GOAL OF THE EXERCISE: Gather all lines with "title" from the records.

RECORDS SUPPLIED:
********************

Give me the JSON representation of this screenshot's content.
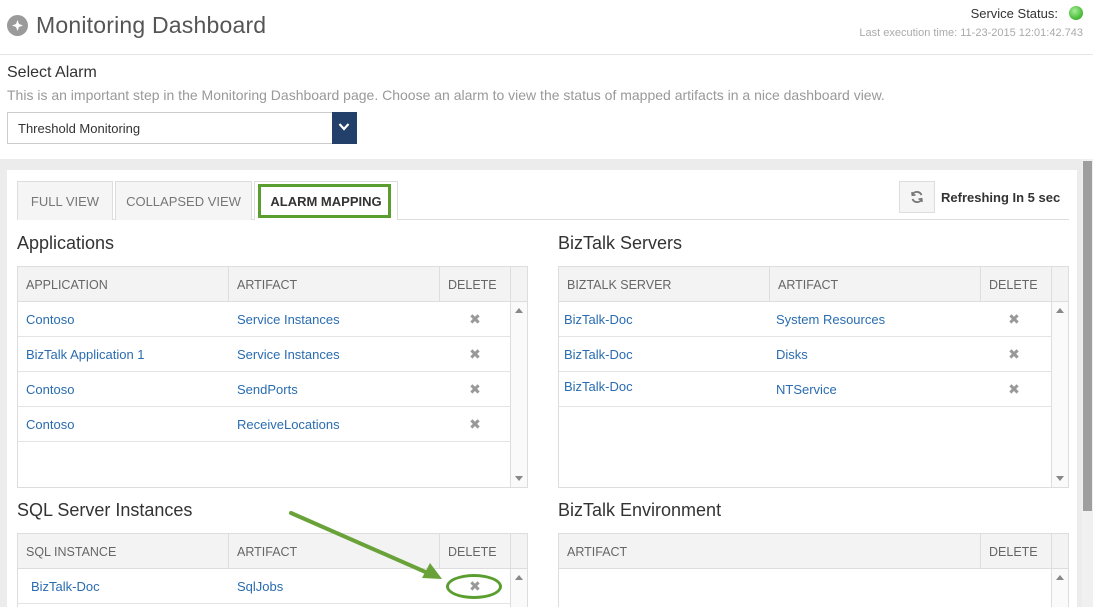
{
  "header": {
    "title": "Monitoring Dashboard",
    "service_status_label": "Service Status:",
    "last_execution": "Last execution time: 11-23-2015 12:01:42.743",
    "status_color": "#4fbf3c"
  },
  "select_alarm": {
    "title": "Select Alarm",
    "description": "This is an important step in the Monitoring Dashboard page. Choose an alarm to view the status of mapped artifacts in a nice dashboard view.",
    "selected": "Threshold Monitoring"
  },
  "tabs": [
    {
      "label": "FULL VIEW"
    },
    {
      "label": "COLLAPSED VIEW"
    },
    {
      "label": "ALARM MAPPING"
    }
  ],
  "refresh": {
    "text": "Refreshing In 5 sec",
    "icon": "refresh-icon"
  },
  "applications": {
    "title": "Applications",
    "headers": [
      "APPLICATION",
      "ARTIFACT",
      "DELETE"
    ],
    "rows": [
      {
        "app": "Contoso",
        "artifact": "Service Instances"
      },
      {
        "app": "BizTalk Application 1",
        "artifact": "Service Instances"
      },
      {
        "app": "Contoso",
        "artifact": "SendPorts"
      },
      {
        "app": "Contoso",
        "artifact": "ReceiveLocations"
      }
    ]
  },
  "biztalk_servers": {
    "title": "BizTalk Servers",
    "headers": [
      "BIZTALK SERVER",
      "ARTIFACT",
      "DELETE"
    ],
    "rows": [
      {
        "server": "BizTalk-Doc",
        "artifact": "System Resources"
      },
      {
        "server": "BizTalk-Doc",
        "artifact": "Disks"
      },
      {
        "server": "BizTalk-Doc",
        "artifact": "NTService"
      }
    ]
  },
  "sql_instances": {
    "title": "SQL Server Instances",
    "headers": [
      "SQL INSTANCE",
      "ARTIFACT",
      "DELETE"
    ],
    "rows": [
      {
        "instance": "BizTalk-Doc",
        "artifact": "SqlJobs"
      }
    ]
  },
  "biztalk_environment": {
    "title": "BizTalk Environment",
    "headers": [
      "ARTIFACT",
      "DELETE"
    ]
  },
  "colors": {
    "link": "#2a6cb0",
    "accent_dark": "#23406b",
    "highlight": "#5a9e2f"
  }
}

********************

WRITTEN ANSWER:
    "title": "Monitoring Dashboard",
    "title": "Select Alarm",
    "title": "Applications",
    "title": "BizTalk Servers",
    "title": "SQL Server Instances",
    "title": "BizTalk Environment",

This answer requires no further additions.